As part of the financial terms of any potential transaction, you’re likely looking at the ratio of current assets to current liabilities, revenue and net income growth, operating cash flow, market opportunity, etc. But what about sales tax?
Sales tax risk might be considered immaterial, but when you consider up to 10% of a business’s overall revenue could be exposed, compounded over a period of multiple years, including penalties and interest for non-compliance; sales tax risk can be quite significant. If sales tax risk is identified during the diligence phase, it will be a painful experience. You’re either looking at an escrow item, or worse, tanking the entire deal.
Here are the 5 steps to determining your sales tax risk now so you don’t have to experience the pain during the diligence phase of an expected exit:Determine Where Sales Tax Nexus Exists
Nexus is the connection between a person or entity and a taxing jurisdiction. Sales tax nexus is the basis for all sales tax decisions because without sales tax nexus a business has no further obligation to a state.
Have someone perform a thorough review of your business to understand where you may have enacted physical or economic nexus. A thorough review of all sales activities including transaction volumes should be looked at by each business. Not every business will be willing to pay the fees associated with a formal economic nexus review. If nothing else, all businesses should review the last twelve months of sales activities and see if any states have more than $100,000 in sales. While this is not a 100% accurate method, it’s a first guide that would suggest the need for a deeper dive into that specific state to determine if the economic nexus thresholds have been crossed.Review Taxability of Products and Services
Estimate the Amount of Sales Tax Exposure
Once nexus is determined to exist, the next step is to determine whether a business’s products or services are subject to sales and use tax. The sales and use tax is generally imposed on the sale or use of tangible personal property and some services. These taxes are intended to be passed on via the invoice to the end user/consumer. In most states, communications services are also subject to sales tax.
There are two primary reasons to estimate the prior period exposure:
The data will assist in determining a mitigation strategy; and
If you are publicly traded, you are required to disclose the exposure on the financial statements if it meets the reportable criteria/thresholds.
To gain an estimate of your liability/risk, you can use our calculator tool, but to get the most accurate data it is best to talk to a sales tax expert.Evaluate Mitigation Options

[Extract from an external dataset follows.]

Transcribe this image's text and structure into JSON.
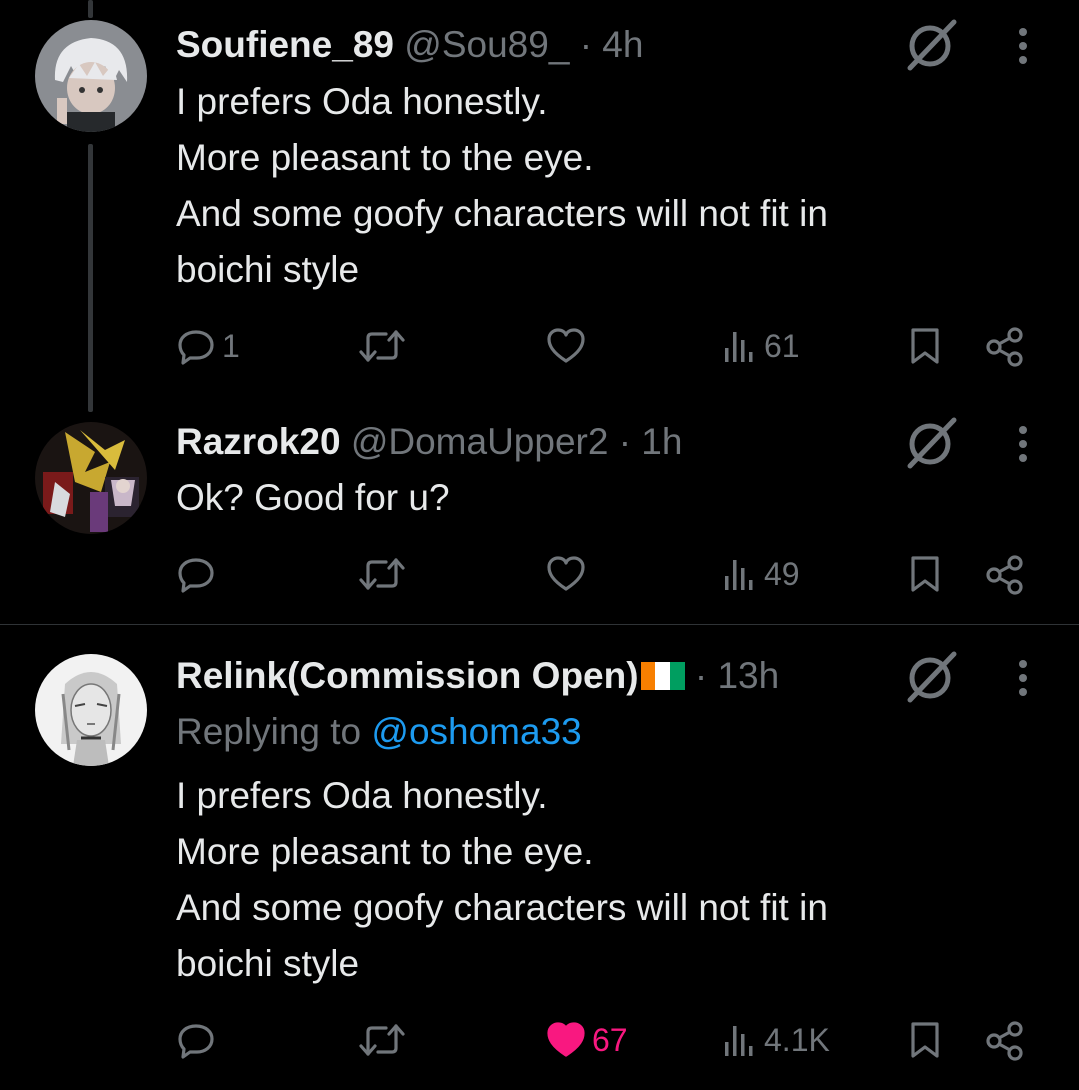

If prior period liabilities are identified prior to acquisition, a business should evaluate mitigation options. Unfortunately, if the liabilities are identified during diligence, the options are often limited – consisting of either escrowing funds or entering voluntary disclosure agreements.Establishing a Tax Compliance Filing Process

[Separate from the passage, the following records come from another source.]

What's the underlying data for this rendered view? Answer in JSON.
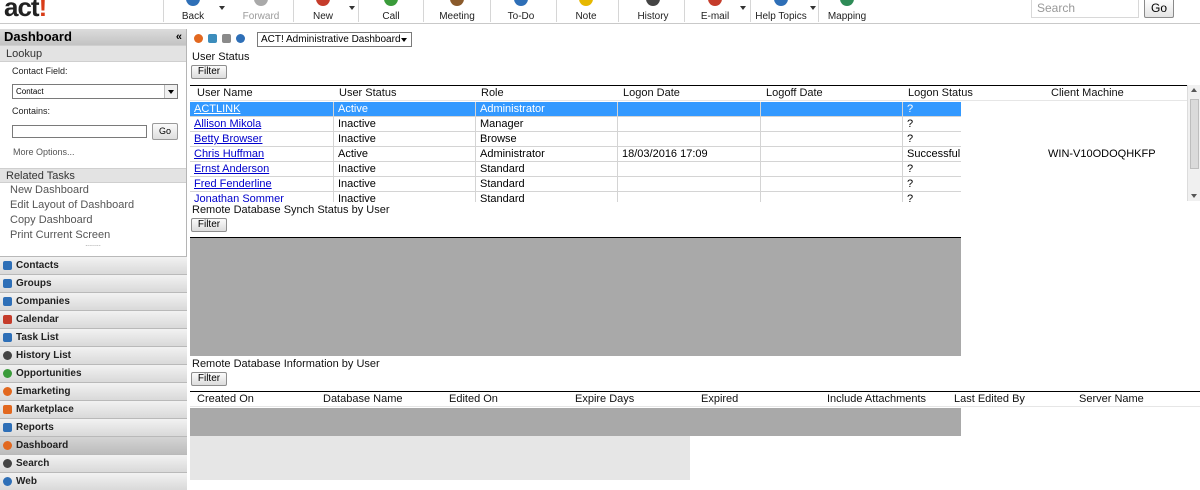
{
  "app": {
    "logo_text": "act",
    "logo_mark": "!"
  },
  "toolbar": {
    "buttons": [
      {
        "label": "Back",
        "icon": "back-arrow-icon",
        "color": "#2e6fb7"
      },
      {
        "label": "Forward",
        "icon": "forward-arrow-icon",
        "color": "#a9a9a9"
      },
      {
        "label": "New",
        "icon": "new-icon",
        "color": "#c53c2b"
      },
      {
        "label": "Call",
        "icon": "phone-icon",
        "color": "#3a9b3a"
      },
      {
        "label": "Meeting",
        "icon": "meeting-icon",
        "color": "#8a5a2b"
      },
      {
        "label": "To-Do",
        "icon": "todo-icon",
        "color": "#2e6fb7"
      },
      {
        "label": "Note",
        "icon": "note-icon",
        "color": "#e6b800"
      },
      {
        "label": "History",
        "icon": "history-icon",
        "color": "#444444"
      },
      {
        "label": "E-mail",
        "icon": "email-icon",
        "color": "#c53c2b"
      },
      {
        "label": "Help Topics",
        "icon": "help-icon",
        "color": "#2e6fb7"
      },
      {
        "label": "Mapping",
        "icon": "globe-icon",
        "color": "#2e8b57"
      }
    ],
    "search_placeholder": "Search",
    "go_label": "Go"
  },
  "sidebar": {
    "title": "Dashboard",
    "collapse_glyph": "«",
    "lookup": {
      "title": "Lookup",
      "contact_field_label": "Contact Field:",
      "contact_field_value": "Contact",
      "contains_label": "Contains:",
      "go_label": "Go",
      "more_options": "More Options..."
    },
    "related_tasks": {
      "title": "Related Tasks",
      "items": [
        "New Dashboard",
        "Edit Layout of Dashboard",
        "Copy Dashboard",
        "Print Current Screen"
      ]
    },
    "grip": "........",
    "nav": [
      {
        "label": "Contacts",
        "icon": "contacts-icon",
        "color": "#2e6fb7",
        "active": false
      },
      {
        "label": "Groups",
        "icon": "groups-icon",
        "color": "#2e6fb7",
        "active": false
      },
      {
        "label": "Companies",
        "icon": "companies-icon",
        "color": "#2e6fb7",
        "active": false
      },
      {
        "label": "Calendar",
        "icon": "calendar-icon",
        "color": "#c53c2b",
        "active": false
      },
      {
        "label": "Task List",
        "icon": "task-list-icon",
        "color": "#2e6fb7",
        "active": false
      },
      {
        "label": "History List",
        "icon": "history-list-icon",
        "color": "#444444",
        "active": false
      },
      {
        "label": "Opportunities",
        "icon": "opportunities-icon",
        "color": "#3a9b3a",
        "active": false
      },
      {
        "label": "Emarketing",
        "icon": "emarketing-icon",
        "color": "#e2681f",
        "active": false
      },
      {
        "label": "Marketplace",
        "icon": "marketplace-icon",
        "color": "#e2681f",
        "active": false
      },
      {
        "label": "Reports",
        "icon": "reports-icon",
        "color": "#2e6fb7",
        "active": false
      },
      {
        "label": "Dashboard",
        "icon": "dashboard-icon",
        "color": "#e2681f",
        "active": true
      },
      {
        "label": "Search",
        "icon": "search-icon",
        "color": "#444444",
        "active": false
      },
      {
        "label": "Web",
        "icon": "web-icon",
        "color": "#2e6fb7",
        "active": false
      }
    ]
  },
  "dashboard": {
    "selected": "ACT! Administrative Dashboard",
    "user_status": {
      "title": "User Status",
      "filter_label": "Filter",
      "columns": [
        "User Name",
        "User Status",
        "Role",
        "Logon Date",
        "Logoff Date",
        "Logon Status",
        "Client Machine"
      ],
      "rows": [
        {
          "user": "ACTLINK",
          "status": "Active",
          "role": "Administrator",
          "logon": "",
          "logoff": "",
          "logon_status": "?",
          "client": "",
          "selected": true
        },
        {
          "user": "Allison Mikola",
          "status": "Inactive",
          "role": "Manager",
          "logon": "",
          "logoff": "",
          "logon_status": "?",
          "client": "",
          "selected": false
        },
        {
          "user": "Betty Browser",
          "status": "Inactive",
          "role": "Browse",
          "logon": "",
          "logoff": "",
          "logon_status": "?",
          "client": "",
          "selected": false
        },
        {
          "user": "Chris Huffman",
          "status": "Active",
          "role": "Administrator",
          "logon": "18/03/2016 17:09",
          "logoff": "",
          "logon_status": "Successful",
          "client": "WIN-V10ODOQHKFP",
          "selected": false
        },
        {
          "user": "Ernst Anderson",
          "status": "Inactive",
          "role": "Standard",
          "logon": "",
          "logoff": "",
          "logon_status": "?",
          "client": "",
          "selected": false
        },
        {
          "user": "Fred Fenderline",
          "status": "Inactive",
          "role": "Standard",
          "logon": "",
          "logoff": "",
          "logon_status": "?",
          "client": "",
          "selected": false
        },
        {
          "user": "Jonathan Sommer",
          "status": "Inactive",
          "role": "Standard",
          "logon": "",
          "logoff": "",
          "logon_status": "?",
          "client": "",
          "selected": false
        }
      ]
    },
    "remote_sync": {
      "title": "Remote Database Synch Status by User",
      "filter_label": "Filter"
    },
    "remote_info": {
      "title": "Remote Database Information by User",
      "filter_label": "Filter",
      "columns": [
        "Created On",
        "Database Name",
        "Edited On",
        "Expire Days",
        "Expired",
        "Include Attachments",
        "Last Edited By",
        "Server Name"
      ]
    }
  }
}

Once a business has determined there is a requirement to collect and remit sales tax, they must establish a way to charge sales tax, register with each required state, and set-up a process for filing the sales tax returns. This can be a daunting process with many steps. Many businesses look to outsource the compliance process to remove the stress and liability off of them.
If you are a business, or are looking to purchase a business, with customers in multiple states, the scope and risk grows in accordance with the number of states and the sales tax complexities in those states. Ignoring your sales tax obligations could have a massive impact and cause a deal to not go through. If you are looking to purchase a business, make sure you are aware of where sales tax exposure exists and have steps in place to remediate the prior period risk and also address sales tax compliance prospectively.
To learn more about these 5 steps and to better understand the impacts sales tax could have on your M&A, download our eBook. Click below to download.